**Problem requirements**
If an entry below contains an image, drop the image and retype the rest exactly.

Stored items:
== Segment start ==

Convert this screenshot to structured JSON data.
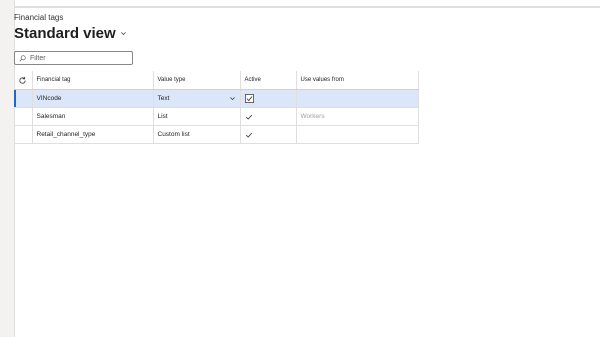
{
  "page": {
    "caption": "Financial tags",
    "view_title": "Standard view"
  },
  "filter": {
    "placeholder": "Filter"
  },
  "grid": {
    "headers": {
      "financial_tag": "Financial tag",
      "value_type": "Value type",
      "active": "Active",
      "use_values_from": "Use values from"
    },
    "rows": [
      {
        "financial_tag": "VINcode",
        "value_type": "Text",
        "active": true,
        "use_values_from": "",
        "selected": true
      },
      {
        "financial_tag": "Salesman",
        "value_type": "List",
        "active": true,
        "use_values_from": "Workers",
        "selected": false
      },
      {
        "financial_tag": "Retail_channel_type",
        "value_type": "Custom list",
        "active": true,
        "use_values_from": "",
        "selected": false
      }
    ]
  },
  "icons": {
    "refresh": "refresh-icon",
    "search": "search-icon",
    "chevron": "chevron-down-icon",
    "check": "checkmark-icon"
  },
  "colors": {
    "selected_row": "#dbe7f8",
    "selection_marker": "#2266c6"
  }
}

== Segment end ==

**Task response**
Convert this screenshot to structured JSON data.
{
  "page": {
    "caption": "Financial tags",
    "view_title": "Standard view"
  },
  "filter": {
    "placeholder": "Filter"
  },
  "grid": {
    "headers": {
      "financial_tag": "Financial tag",
      "value_type": "Value type",
      "active": "Active",
      "use_values_from": "Use values from"
    },
    "rows": [
      {
        "financial_tag": "VINcode",
        "value_type": "Text",
        "active": true,
        "use_values_from": "",
        "selected": true
      },
      {
        "financial_tag": "Salesman",
        "value_type": "List",
        "active": true,
        "use_values_from": "Workers",
        "selected": false
      },
      {
        "financial_tag": "Retail_channel_type",
        "value_type": "Custom list",
        "active": true,
        "use_values_from": "",
        "selected": false
      }
    ]
  },
  "icons": {
    "refresh": "refresh-icon",
    "search": "search-icon",
    "chevron": "chevron-down-icon",
    "check": "checkmark-icon"
  },
  "colors": {
    "selected_row": "#dbe7f8",
    "selection_marker": "#2266c6"
  }
}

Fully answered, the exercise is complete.